by clicking the arrows at the side of the page, or by using the toolbar.
by clicking anywhere on the page.
by dragging the page around when zoomed in.
by clicking anywhere on the page when zoomed in.
web sites or send emails by clicking on hyperlinks.
Email this page to a friend
Search this issue
Index - jump to page or section
Archive - view past issues
MFAA Prosper : Mortgage and Finance Brief 12

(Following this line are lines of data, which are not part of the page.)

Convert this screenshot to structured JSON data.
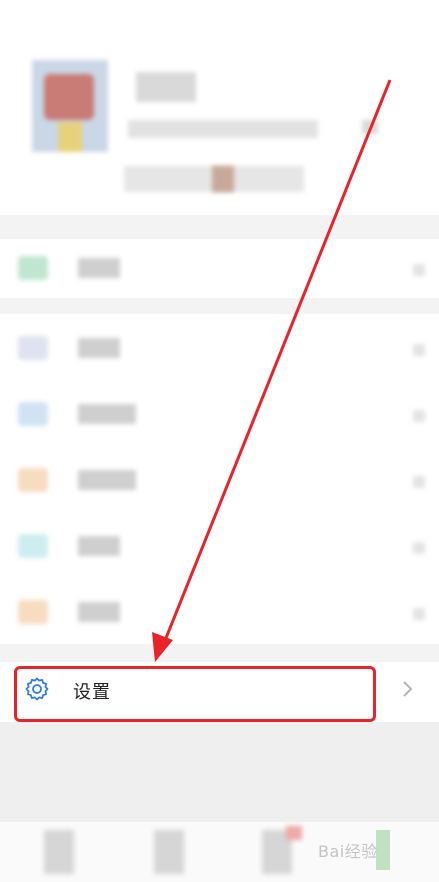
{
  "settings": {
    "label": "设置"
  },
  "watermark": {
    "text": "Bai经验"
  },
  "colors": {
    "highlight": "#e8232a",
    "icon_blue": "#2f7fd8",
    "background": "#ffffff",
    "gray_band": "#efefef"
  },
  "icons": {
    "settings": "gear-icon",
    "chevron": "chevron-right-icon"
  }
}
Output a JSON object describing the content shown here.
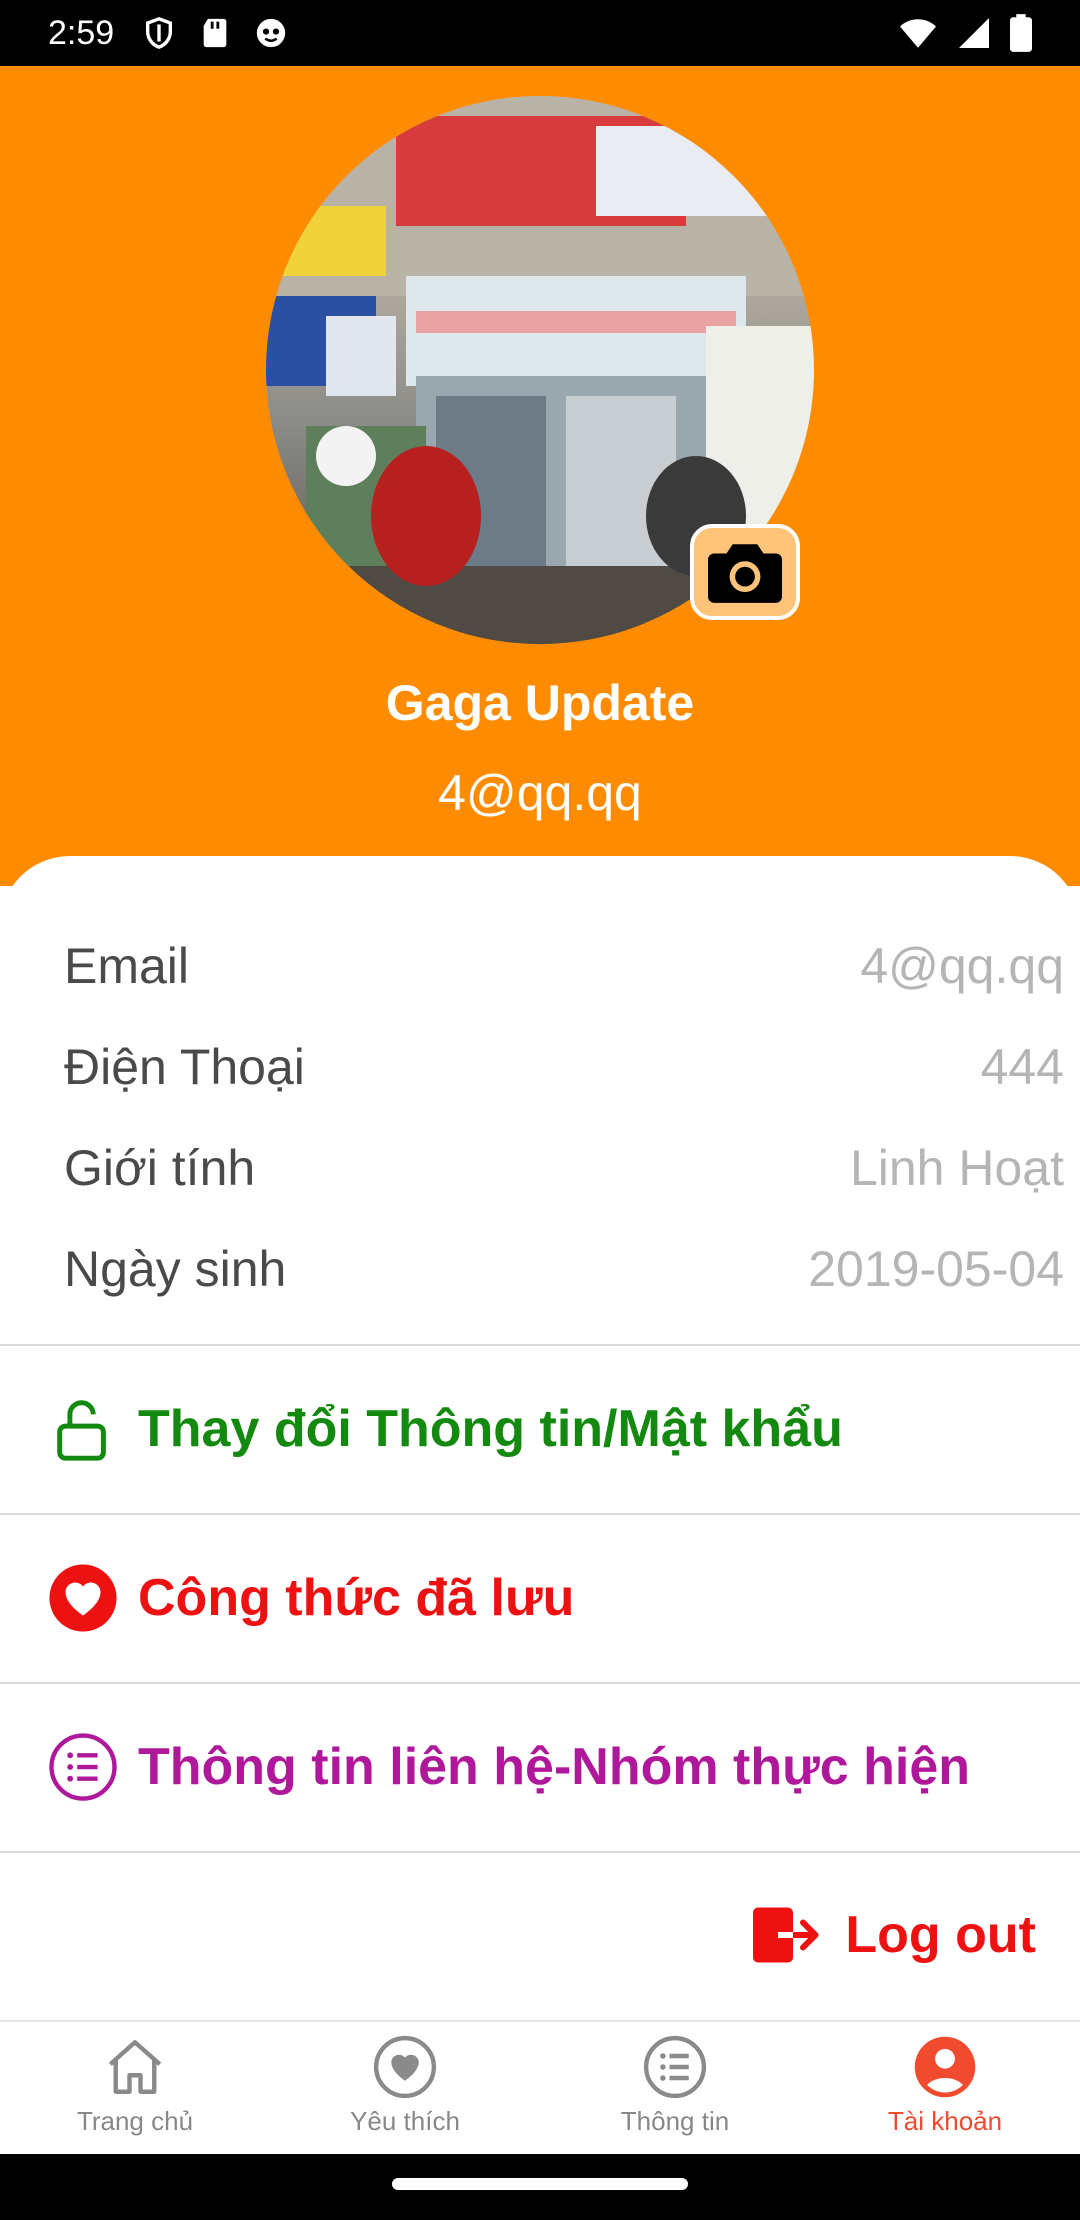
{
  "status_bar": {
    "time": "2:59"
  },
  "profile": {
    "name": "Gaga Update",
    "email": "4@qq.qq"
  },
  "info": [
    {
      "label": "Email",
      "value": "4@qq.qq"
    },
    {
      "label": "Điện Thoại",
      "value": "444"
    },
    {
      "label": "Giới tính",
      "value": "Linh Hoạt"
    },
    {
      "label": "Ngày sinh",
      "value": "2019-05-04"
    }
  ],
  "menu": {
    "change_info": "Thay đổi Thông tin/Mật khẩu",
    "saved_recipes": "Công thức đã lưu",
    "contact_info": "Thông tin liên hệ-Nhóm thực hiện",
    "logout": "Log out"
  },
  "colors": {
    "header": "#ff8c00",
    "change_info": "#138a0f",
    "saved_recipes": "#ee1111",
    "contact_info": "#b0189b",
    "logout": "#ee1111",
    "nav_active": "#f04b2f"
  },
  "nav": [
    {
      "label": "Trang chủ",
      "icon": "home-icon"
    },
    {
      "label": "Yêu thích",
      "icon": "heart-icon"
    },
    {
      "label": "Thông tin",
      "icon": "list-icon"
    },
    {
      "label": "Tài khoản",
      "icon": "account-icon",
      "active": true
    }
  ]
}
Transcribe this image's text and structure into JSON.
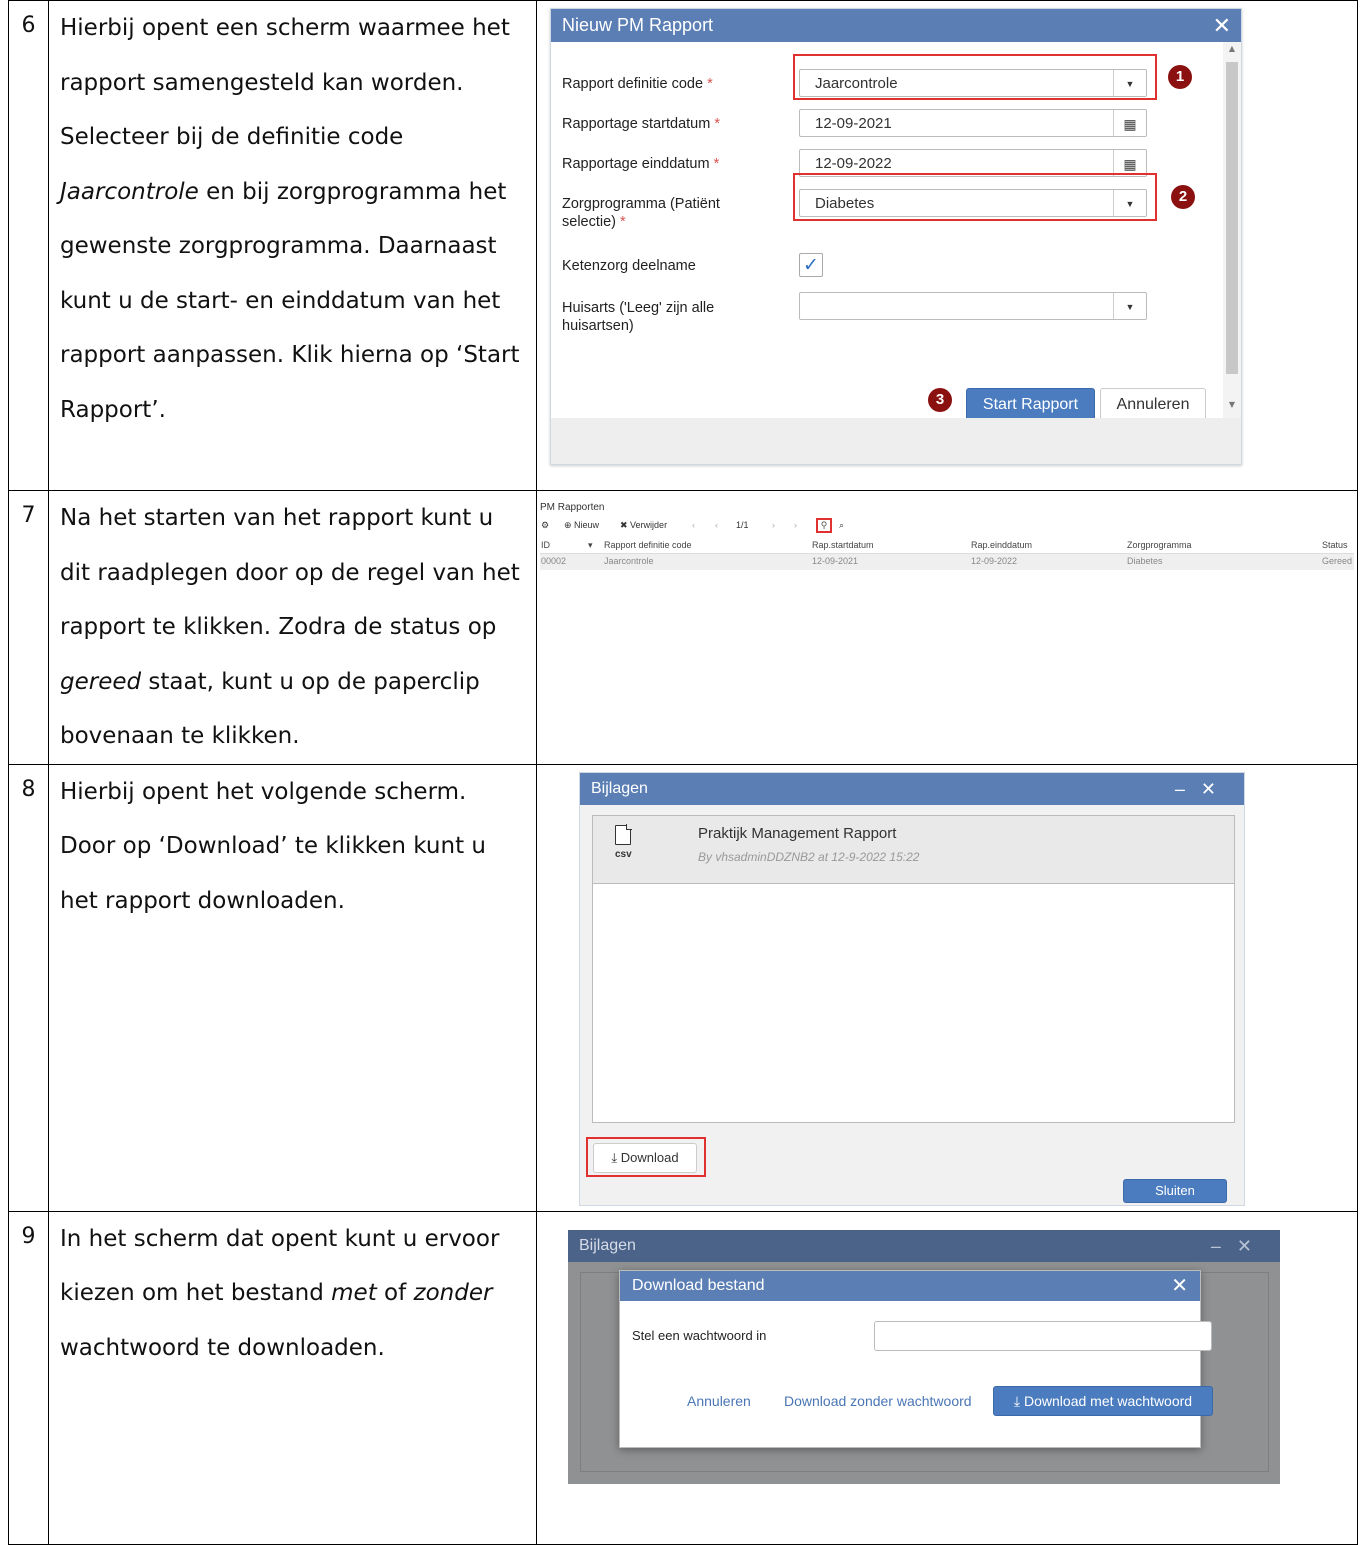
{
  "steps": [
    {
      "number": "6",
      "text_parts": [
        "Hierbij opent een scherm waarmee het rapport samengesteld kan worden. Selecteer bij de definitie code ",
        "Jaarcontrole",
        " en bij zorgprogramma het gewenste zorgprogramma. Daarnaast kunt u de start- en einddatum van het rapport aanpassen. Klik hierna op ‘Start Rapport’."
      ]
    },
    {
      "number": "7",
      "text_parts": [
        "Na het starten van het rapport kunt u dit raadplegen door op de regel van het rapport te klikken. Zodra de status op ",
        "gereed",
        " staat, kunt u op de paperclip bovenaan te klikken."
      ]
    },
    {
      "number": "8",
      "text_parts": [
        "Hierbij opent het volgende scherm. Door op ‘Download’ te klikken kunt u het rapport downloaden."
      ]
    },
    {
      "number": "9",
      "text_parts": [
        "In het scherm dat opent kunt u ervoor kiezen om het bestand ",
        "met",
        " of ",
        "zonder",
        " wachtwoord te downloaden."
      ]
    }
  ],
  "pm_dialog": {
    "title": "Nieuw PM Rapport",
    "required_mark": "*",
    "fields": {
      "definition_label": "Rapport definitie code",
      "definition_value": "Jaarcontrole",
      "start_label": "Rapportage startdatum",
      "start_value": "12-09-2021",
      "end_label": "Rapportage einddatum",
      "end_value": "12-09-2022",
      "program_label_1": "Zorgprogramma (Patiënt",
      "program_label_2": "selectie)",
      "program_value": "Diabetes",
      "chain_label": "Ketenzorg deelname",
      "chain_checked": true,
      "gp_label_1": "Huisarts ('Leeg' zijn alle",
      "gp_label_2": "huisartsen)",
      "gp_value": ""
    },
    "markers": [
      "1",
      "2",
      "3"
    ],
    "start_button": "Start Rapport",
    "cancel_button": "Annuleren"
  },
  "pm_list": {
    "title": "PM Rapporten",
    "toolbar": {
      "new": "Nieuw",
      "delete": "Verwijder",
      "paging": "1/1"
    },
    "columns": [
      "ID",
      "Rapport definitie code",
      "Rap.startdatum",
      "Rap.einddatum",
      "Zorgprogramma",
      "Status"
    ],
    "rows": [
      [
        "00002",
        "Jaarcontrole",
        "12-09-2021",
        "12-09-2022",
        "Diabetes",
        "Gereed"
      ]
    ]
  },
  "attachments_dialog": {
    "title": "Bijlagen",
    "file_type": "csv",
    "file_title": "Praktijk Management Rapport",
    "file_meta": "By vhsadminDDZNB2 at 12-9-2022 15:22",
    "download_button": "Download",
    "close_button": "Sluiten"
  },
  "download_dialog": {
    "background_title": "Bijlagen",
    "title": "Download bestand",
    "password_label": "Stel een wachtwoord in",
    "password_value": "",
    "cancel_link": "Annuleren",
    "without_password": "Download zonder wachtwoord",
    "with_password": "Download met wachtwoord"
  },
  "colors": {
    "titlebar": "#5b7fb4",
    "primary_button": "#4a7cbf",
    "highlight_box": "#e03030",
    "marker": "#8b1010",
    "link": "#4a76b5"
  }
}
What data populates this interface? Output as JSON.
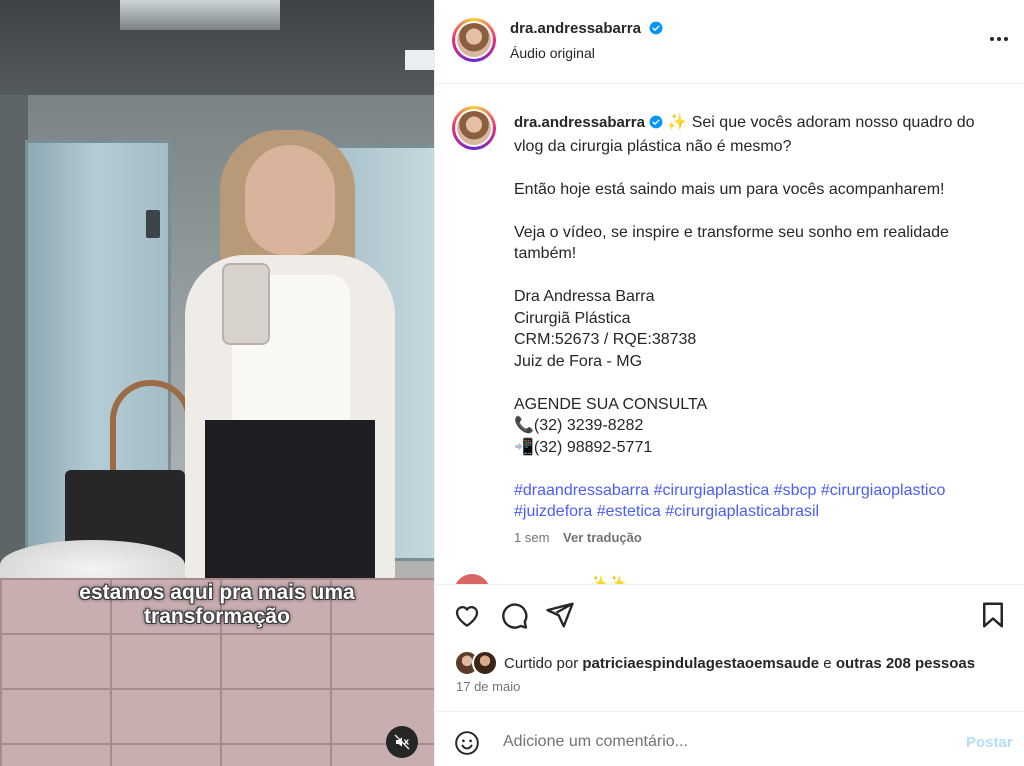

30 | Mor tgage & Finance brief Business Sell the value, not just the discount The mystery shopper survey found that banks lead the way in offering fee or interest rate discounts. Some 89.7% of bank shoppers were offered discounts compared to 46.2% of broker and 15.4% of credit union shoppers. Inwood said brokers are offering the discount upfront on the loans. “They get the consumer the most appropriate loans and say ‘this is the best I can do for you’,” he says. He says brokers are not embedding the value of what they can do into the sales’ process, thus opening up an opportunity for banks. The customer goes to a bank and the bank tells them their headline rate, but then promises a discount if they stick with them. “They’re allowing the banks to have the last word,” Inwood says. “They (brokers) ought to be having the last word. It’s the last person you talk to who gets the deal.” Naylor says the attraction of brokers is they should or do have knowledge of deals and offers of banks. “Rather than presenting the nominal rate, they should be making the borrower aware they can access, through lenders, lower rates,” he says. 3 Act quickly! CoreData found that brokers are better than banks and credit unions at easily making appointments and are more helpful in general. Brokers are ranked highest at determining convenient times and locations for a meeting and also lead, when it comes to being on time, significantly outstripping credit unions and banks. But banks are better in terms of speed and efficiency of arranging the meeting. Inwood notes that, while 66.7% of mystery shoppers using brokers were able to book an appointment either immediately or less than one day after contacting the broker, there was room for improvement. Some 13.3% had to wait between three and five days, while 6.7% waited between five and nine days. More than 10% of shoppers had to wait 10 days or more. So around one-third of customers didn’t get meetings organised promptly. “Anything longer than three days is unacceptable,” Inwood says. “If you get the right person and speak to the right person and have the right conversation, the first appointment happens very quickly and is generally successful. But somehow if you get stuck in the system you don’t get called back. It points to people not really running a business in this space; they’re kind of taking orders.” Inwood says it’s about being better at calling back, better at taking messages and having better systems in place to make that happen rather than letting it become random. MFAA’s Naylor says part of the challenge for the broker channel is to continue to increase its 43% market share. “A key to making that higher is to get the consumer before they go to one of the other competitors,” he says. “That’s why it’s important to react very quickly to leads.” Follow up; follow up quickly; and follow up with phone calls Brokers, again, are relatively good at following up, according to the CoreData survey. More than 53% of broker meetings are followed up, compared to 51% for credit unions and 35.3% for banks. Brokers are also quite quick to follow up. Around 62.5% of brokers followed-up within two days of the first meeting. But some 25% were followed up only after five days. Naylor says there is definitely room for improvement here. “Most brokers these days have either invested in or have access to CRM systems. All those systems provide all the contact details. It’s about making sure you get the best out of your system.” One weakness – and therefore potential opportunity – is that brokers (50%) also prefer to follow up via email. Just 37.7% of brokers followed up with a phone call, while 75% of credit unions picked up the phone to connect after the first meeting. “It’s absolutely critical you don’t follow up by email,” Inwood says. “Emails are too easy to dismiss and too easy to discount, and people don’t take it as a genuine follow up.” “Borrowers do appreciate a personal contact rather than an email,” Naylor says. 1 2
Mortgage and Finance Brief 11
Mortgage and Finance Brief 13